“I love that child, and he loves me. The apprenticeship in the life that I give him is good for him, better, far better, than he would have with you. You would give him an education, that is true; you would form his mind, but not his character. It is the hardships of life that alone can do that.”
Nobody’s Boy is a story of self-actualisation. Setting the backdrop under the veneer of hospitable roof amidst a small village in France, Remi lived with his foster parents. Although poor, he was well-provided and treated comfortably by Mother Barberin until one day his foster-father, who was a bricklayer, came back from the city due to an accident at the construction site.

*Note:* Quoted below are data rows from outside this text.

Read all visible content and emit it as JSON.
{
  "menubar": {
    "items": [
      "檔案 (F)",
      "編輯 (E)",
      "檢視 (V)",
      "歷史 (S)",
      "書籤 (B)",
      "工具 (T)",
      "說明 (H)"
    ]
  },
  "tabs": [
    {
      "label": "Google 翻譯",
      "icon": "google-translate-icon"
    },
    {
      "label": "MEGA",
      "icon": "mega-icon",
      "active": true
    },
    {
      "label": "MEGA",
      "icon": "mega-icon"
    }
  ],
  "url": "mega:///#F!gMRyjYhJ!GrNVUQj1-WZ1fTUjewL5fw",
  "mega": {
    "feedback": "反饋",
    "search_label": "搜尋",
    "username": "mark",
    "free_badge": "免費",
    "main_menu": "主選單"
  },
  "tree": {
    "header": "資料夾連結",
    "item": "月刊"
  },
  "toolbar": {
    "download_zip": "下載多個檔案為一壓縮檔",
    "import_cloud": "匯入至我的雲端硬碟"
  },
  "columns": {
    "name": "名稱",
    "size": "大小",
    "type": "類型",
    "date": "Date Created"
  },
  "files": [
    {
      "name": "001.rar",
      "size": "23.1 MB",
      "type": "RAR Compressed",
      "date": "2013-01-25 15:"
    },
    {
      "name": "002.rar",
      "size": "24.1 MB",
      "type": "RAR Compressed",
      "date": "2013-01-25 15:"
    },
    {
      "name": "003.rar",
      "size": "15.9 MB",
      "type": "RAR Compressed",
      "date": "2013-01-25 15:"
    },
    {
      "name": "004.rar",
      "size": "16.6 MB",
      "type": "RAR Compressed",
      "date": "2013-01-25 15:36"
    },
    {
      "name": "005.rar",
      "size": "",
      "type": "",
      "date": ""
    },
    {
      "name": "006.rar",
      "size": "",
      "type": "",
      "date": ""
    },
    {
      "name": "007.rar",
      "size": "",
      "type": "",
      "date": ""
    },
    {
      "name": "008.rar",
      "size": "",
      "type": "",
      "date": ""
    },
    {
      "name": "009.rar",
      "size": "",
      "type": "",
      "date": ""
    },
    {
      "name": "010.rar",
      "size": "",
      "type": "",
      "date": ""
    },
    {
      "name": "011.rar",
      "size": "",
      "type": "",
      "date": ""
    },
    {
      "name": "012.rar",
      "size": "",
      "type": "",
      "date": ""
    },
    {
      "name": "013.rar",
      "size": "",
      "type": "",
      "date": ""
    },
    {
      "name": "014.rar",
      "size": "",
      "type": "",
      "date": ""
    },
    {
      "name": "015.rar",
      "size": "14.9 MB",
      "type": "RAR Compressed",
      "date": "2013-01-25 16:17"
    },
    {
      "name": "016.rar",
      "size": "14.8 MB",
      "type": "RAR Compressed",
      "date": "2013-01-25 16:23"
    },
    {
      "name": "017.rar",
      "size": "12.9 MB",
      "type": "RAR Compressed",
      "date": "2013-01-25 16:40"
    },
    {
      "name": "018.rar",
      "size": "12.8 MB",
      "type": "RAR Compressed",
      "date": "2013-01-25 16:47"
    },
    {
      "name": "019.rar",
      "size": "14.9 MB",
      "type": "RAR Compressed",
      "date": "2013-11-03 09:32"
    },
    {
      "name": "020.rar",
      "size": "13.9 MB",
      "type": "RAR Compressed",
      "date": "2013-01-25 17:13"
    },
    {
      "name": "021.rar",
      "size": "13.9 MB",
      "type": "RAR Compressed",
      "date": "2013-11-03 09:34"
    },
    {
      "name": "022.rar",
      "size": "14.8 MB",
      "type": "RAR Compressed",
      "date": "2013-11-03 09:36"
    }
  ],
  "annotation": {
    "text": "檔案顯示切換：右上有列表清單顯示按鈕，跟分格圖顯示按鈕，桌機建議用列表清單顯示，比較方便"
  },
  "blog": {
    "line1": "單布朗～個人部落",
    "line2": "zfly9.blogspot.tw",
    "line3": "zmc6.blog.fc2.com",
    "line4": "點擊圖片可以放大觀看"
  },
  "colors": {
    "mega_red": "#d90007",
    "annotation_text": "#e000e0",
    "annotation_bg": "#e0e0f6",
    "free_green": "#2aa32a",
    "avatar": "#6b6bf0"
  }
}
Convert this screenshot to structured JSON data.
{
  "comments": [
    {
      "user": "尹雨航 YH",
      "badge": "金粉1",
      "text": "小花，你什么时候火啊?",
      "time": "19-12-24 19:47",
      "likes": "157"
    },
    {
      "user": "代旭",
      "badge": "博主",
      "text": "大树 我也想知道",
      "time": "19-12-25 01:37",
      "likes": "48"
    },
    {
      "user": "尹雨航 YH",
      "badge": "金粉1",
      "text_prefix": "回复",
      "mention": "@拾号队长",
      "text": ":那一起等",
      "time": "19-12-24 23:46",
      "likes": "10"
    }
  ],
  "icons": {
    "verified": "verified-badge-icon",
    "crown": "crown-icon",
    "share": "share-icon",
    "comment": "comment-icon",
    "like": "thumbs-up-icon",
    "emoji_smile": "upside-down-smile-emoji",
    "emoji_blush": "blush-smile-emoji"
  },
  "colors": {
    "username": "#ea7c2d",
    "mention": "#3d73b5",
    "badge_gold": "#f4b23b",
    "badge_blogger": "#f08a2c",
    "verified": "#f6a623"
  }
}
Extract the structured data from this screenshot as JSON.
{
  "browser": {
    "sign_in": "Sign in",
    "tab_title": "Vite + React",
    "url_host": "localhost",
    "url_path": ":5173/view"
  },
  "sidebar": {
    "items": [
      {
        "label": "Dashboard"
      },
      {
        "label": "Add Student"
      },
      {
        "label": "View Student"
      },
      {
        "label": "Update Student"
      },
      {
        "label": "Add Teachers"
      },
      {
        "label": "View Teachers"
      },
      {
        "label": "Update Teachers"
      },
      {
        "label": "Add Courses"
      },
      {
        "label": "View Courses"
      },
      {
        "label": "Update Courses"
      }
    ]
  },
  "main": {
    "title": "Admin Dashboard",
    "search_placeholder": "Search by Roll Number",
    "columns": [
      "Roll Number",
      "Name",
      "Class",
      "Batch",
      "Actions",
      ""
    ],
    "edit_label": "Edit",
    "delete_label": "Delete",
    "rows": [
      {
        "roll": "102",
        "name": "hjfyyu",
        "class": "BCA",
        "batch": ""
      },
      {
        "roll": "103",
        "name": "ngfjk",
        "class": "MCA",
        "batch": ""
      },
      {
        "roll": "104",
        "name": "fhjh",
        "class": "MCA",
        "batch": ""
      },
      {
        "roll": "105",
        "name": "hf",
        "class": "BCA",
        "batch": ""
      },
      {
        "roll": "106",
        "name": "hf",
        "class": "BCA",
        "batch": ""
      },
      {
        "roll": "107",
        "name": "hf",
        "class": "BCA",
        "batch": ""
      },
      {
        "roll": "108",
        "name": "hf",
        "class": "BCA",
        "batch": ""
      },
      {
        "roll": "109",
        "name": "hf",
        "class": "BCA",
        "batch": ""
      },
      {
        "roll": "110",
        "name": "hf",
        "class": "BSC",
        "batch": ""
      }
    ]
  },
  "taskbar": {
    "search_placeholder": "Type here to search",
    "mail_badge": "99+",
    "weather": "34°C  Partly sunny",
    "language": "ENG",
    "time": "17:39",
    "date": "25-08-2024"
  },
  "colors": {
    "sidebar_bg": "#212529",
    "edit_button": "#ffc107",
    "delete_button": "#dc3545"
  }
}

“I was a foundling. But until I was eight years of age I thought I had a mother like other children, for when I cried a woman held me tightly in her arms and rocked me gently until my tears stopped falling. I never got into bed without her coming to kiss me, and when the December winds blew the icy snow against the window panes, she would take my feet between her hands and warm them, while she sang to me.”
Under straitened circumstances, Remi was sold to an enigmatic Italian strolling player named Vitalis and began the journey across France alongside other phenomenal performers – three dogs (Signor Capi, Zerbino, Miss Dulcie) and a pet monkey (Pretty-Heart) which Vitalis owned. The recounting of the story through Remi was moving. His sincerity came alive on paper teeming with optimism in withstanding trials and tribulations while earning their living each day through performances across different villages in France. He was abundant with reverence and respectability towards one another, lovely attributes which were inadvertently passed on by his master Vitalis and the animals along the incessant tramps through the wintry weather.
“We started early the next morning. The sky was blue and a light wind had come up in the night and dried all the mud. The birds were singing blithely in the trees and the dogs scampered around us. Now and again Capi stood up on his hind paws and barked into my face, two or three times. I knew what he meant. He was my friend. He was intelligent, and he understood every thing, and he knew how to make you understand. In his tail only was more wit and eloquence than in the tongue or in the eyes of many people.”
Among all, the relationships which induced my tears were the love and friendship that Remi had with Master Vitalis and Capi the white dog. Vitalis was a genteel character who was not in a high up social position but always presented with a gleam of gentility and nobility on the inside; his paternal love towards Remi was obscure yet his actions was loving; and Capi with other animals that performed with Remi could just be as affectionate and caring as humans.
“During our long tramps he gave me lessons, first on one subject then on another. On very cold days he shared his coverings with me, on hot days he had always helped me carry the bags, and the various things which I was supposed to carry. And when we ate he never served me the worst piece, keeping the best for himself; on the contrary, he shared it equally, the good and the bad. It is true, he sometimes pulled my ears more roughly than I liked, but if I needed the correction, what of that? In a word, I loved him, and he loved me.”
Apart from that, Nobody’s Boy sketches walks of life among the upper and lower classes of France in the nineteenth century – peasants, colliers, merchants, and gardeners; as well as city of London from lawyers and clerks off in Lincoln’s Inn to peddlers from Bethnal Green (the Gin Lane). Overall, Nobody’s boy is heartwarming and an enchanting story about a boy’s personal growth and belief in faith through struggle and survival of the hardships amidst people he encountered, who were filled with bountiful virtues. The novel also implies that parental personality could exert considerable influence on their offspring. If you have children, please introduce them this book or read it to them!